EXERCISE OBJECTIVE: Every line in the entries where "个人资料维护" is found should be copied.

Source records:
■ ■ ■ ■ ■ ■ ■

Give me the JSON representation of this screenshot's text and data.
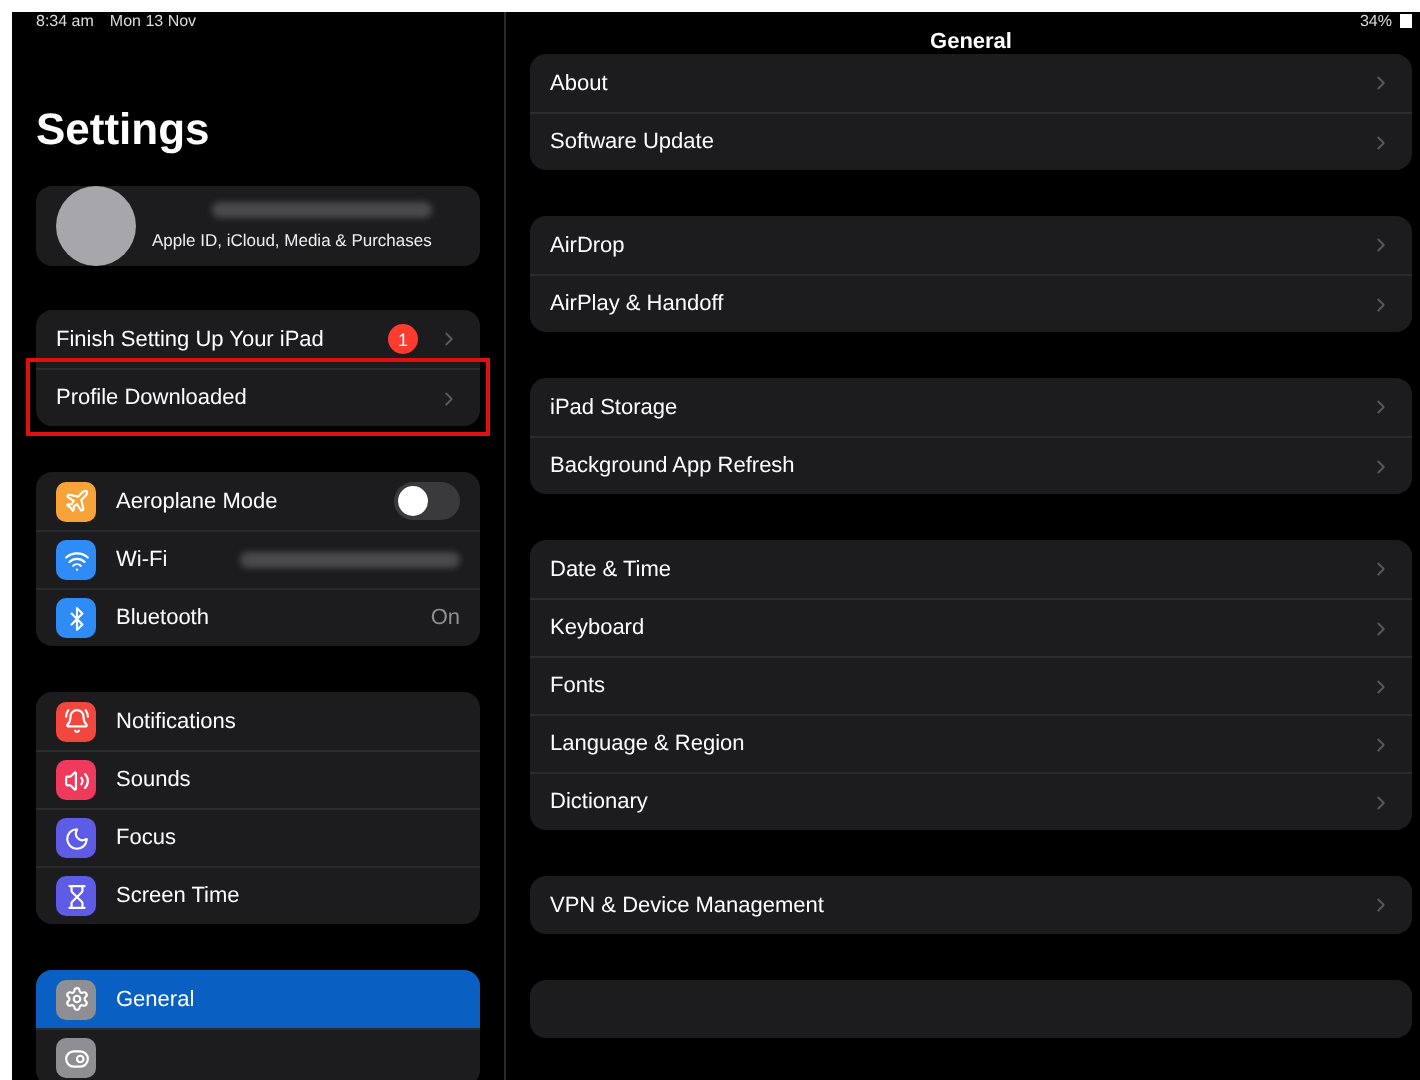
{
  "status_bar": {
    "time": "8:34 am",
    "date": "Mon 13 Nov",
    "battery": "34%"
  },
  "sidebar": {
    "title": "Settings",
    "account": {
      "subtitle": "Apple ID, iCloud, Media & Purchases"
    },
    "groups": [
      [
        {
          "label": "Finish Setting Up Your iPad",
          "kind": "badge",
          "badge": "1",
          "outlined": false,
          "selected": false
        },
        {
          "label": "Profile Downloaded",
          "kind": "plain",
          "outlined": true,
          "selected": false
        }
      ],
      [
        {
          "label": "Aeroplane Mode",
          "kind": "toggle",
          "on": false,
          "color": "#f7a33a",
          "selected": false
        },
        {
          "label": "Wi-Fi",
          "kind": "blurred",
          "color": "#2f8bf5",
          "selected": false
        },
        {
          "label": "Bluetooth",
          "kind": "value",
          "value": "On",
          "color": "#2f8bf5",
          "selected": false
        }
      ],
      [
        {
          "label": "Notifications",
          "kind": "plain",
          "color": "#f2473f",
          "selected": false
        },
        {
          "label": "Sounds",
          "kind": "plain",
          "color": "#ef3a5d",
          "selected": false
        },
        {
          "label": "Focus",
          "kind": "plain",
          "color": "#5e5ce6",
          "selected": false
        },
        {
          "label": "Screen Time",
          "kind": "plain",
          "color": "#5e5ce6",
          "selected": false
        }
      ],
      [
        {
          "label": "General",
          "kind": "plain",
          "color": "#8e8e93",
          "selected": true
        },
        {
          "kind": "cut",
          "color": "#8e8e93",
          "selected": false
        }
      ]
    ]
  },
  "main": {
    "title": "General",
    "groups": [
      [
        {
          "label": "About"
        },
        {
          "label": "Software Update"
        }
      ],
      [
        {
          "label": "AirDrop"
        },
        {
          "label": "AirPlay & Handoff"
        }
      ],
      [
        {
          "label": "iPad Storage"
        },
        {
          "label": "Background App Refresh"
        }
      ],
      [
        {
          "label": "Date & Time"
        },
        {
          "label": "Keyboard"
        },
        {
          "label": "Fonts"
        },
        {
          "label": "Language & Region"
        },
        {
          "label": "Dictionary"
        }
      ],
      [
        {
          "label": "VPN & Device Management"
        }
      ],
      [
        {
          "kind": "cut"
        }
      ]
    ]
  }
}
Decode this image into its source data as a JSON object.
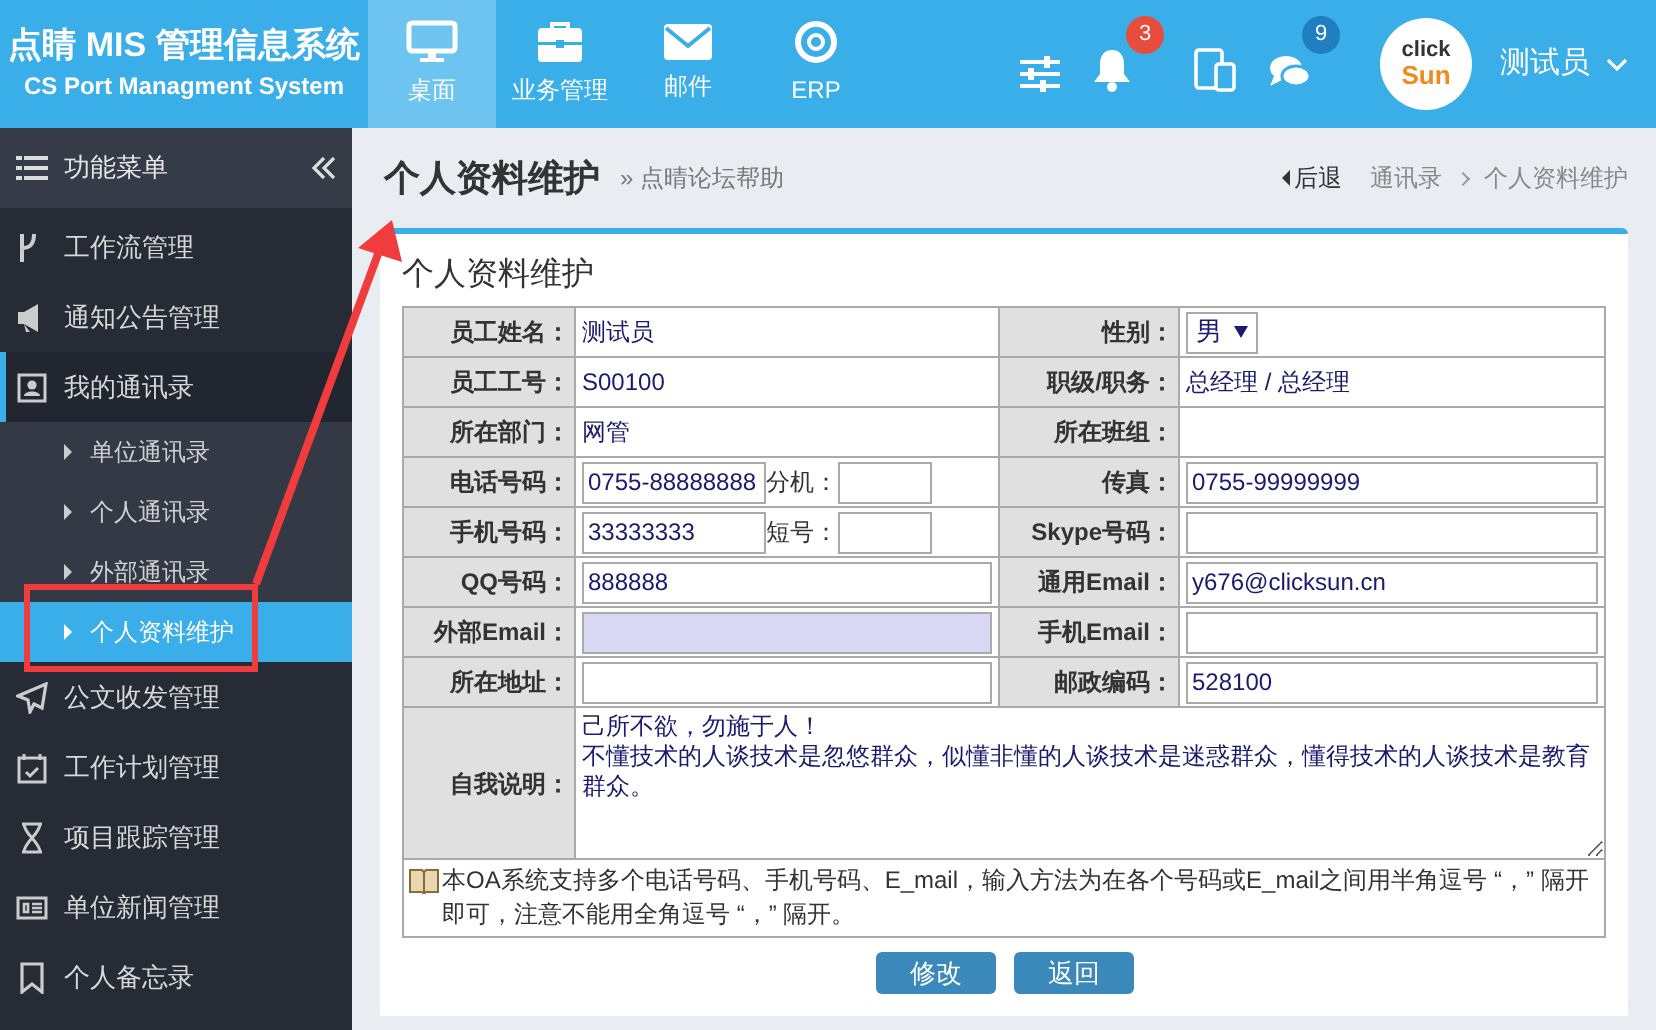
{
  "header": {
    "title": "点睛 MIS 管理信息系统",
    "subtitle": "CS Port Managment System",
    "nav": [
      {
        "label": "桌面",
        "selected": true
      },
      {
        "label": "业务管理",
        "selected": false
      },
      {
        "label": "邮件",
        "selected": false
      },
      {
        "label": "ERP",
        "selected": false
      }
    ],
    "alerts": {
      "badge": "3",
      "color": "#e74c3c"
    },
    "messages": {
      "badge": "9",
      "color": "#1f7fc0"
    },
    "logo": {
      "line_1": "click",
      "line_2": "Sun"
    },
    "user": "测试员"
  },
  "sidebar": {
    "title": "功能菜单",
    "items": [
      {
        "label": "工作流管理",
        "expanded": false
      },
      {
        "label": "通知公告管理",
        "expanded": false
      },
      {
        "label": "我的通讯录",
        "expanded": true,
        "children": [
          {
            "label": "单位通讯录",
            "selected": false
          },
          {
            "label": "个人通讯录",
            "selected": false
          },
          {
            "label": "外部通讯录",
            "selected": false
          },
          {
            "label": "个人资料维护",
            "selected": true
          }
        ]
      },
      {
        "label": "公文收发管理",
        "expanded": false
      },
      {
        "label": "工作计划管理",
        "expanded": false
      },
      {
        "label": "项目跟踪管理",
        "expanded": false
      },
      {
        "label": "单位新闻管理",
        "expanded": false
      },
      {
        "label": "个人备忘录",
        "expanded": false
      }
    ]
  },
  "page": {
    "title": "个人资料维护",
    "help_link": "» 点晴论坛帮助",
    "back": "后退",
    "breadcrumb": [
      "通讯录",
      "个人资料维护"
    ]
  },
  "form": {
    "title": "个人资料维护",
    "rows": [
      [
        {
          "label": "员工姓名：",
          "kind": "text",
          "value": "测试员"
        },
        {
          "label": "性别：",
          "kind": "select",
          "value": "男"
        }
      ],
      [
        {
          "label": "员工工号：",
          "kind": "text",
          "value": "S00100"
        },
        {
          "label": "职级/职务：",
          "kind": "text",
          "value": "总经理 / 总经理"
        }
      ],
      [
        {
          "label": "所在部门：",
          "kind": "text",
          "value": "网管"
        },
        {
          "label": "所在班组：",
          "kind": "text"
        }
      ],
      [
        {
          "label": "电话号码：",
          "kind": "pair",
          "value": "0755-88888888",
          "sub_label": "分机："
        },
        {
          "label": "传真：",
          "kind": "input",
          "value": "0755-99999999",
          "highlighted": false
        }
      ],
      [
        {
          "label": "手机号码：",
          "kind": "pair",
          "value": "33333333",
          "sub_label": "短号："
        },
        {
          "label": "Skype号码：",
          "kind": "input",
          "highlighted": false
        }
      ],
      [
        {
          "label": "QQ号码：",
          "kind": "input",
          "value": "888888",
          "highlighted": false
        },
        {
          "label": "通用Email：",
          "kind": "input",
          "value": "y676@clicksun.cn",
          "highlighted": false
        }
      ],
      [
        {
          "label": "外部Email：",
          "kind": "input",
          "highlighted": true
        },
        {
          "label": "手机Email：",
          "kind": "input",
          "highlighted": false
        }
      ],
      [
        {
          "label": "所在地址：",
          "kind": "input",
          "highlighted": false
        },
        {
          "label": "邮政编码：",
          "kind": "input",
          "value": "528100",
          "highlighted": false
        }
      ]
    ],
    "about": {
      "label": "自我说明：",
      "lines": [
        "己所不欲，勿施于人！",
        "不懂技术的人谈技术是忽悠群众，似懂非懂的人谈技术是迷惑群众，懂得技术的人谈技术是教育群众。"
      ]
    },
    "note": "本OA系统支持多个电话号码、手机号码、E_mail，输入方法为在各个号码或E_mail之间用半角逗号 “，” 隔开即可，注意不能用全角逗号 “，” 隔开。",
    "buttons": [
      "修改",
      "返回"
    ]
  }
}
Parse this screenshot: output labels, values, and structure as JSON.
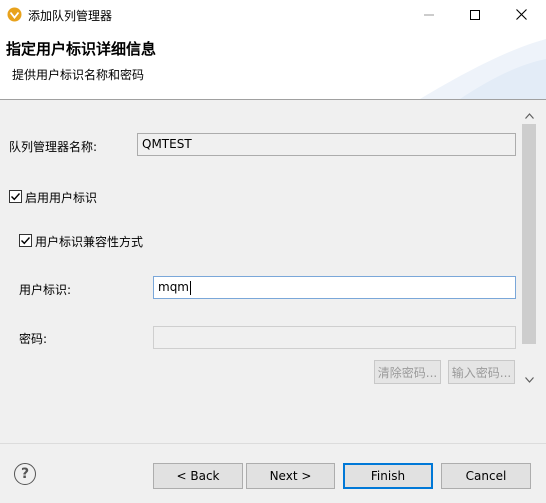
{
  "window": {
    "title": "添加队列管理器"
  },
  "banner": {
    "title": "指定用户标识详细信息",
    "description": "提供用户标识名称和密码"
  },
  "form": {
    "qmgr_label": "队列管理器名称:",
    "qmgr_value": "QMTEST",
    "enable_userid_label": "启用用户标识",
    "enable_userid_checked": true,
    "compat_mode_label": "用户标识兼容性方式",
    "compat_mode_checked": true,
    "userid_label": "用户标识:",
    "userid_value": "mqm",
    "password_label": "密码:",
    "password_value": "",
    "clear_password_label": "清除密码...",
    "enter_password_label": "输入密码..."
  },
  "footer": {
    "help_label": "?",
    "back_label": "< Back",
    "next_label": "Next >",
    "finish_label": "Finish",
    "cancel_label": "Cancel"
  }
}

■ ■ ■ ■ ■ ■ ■

FINAL ANSWER:
            "label": "个人资料维护",
    "title": "个人资料维护",
      "个人资料维护"
    "title": "个人资料维护",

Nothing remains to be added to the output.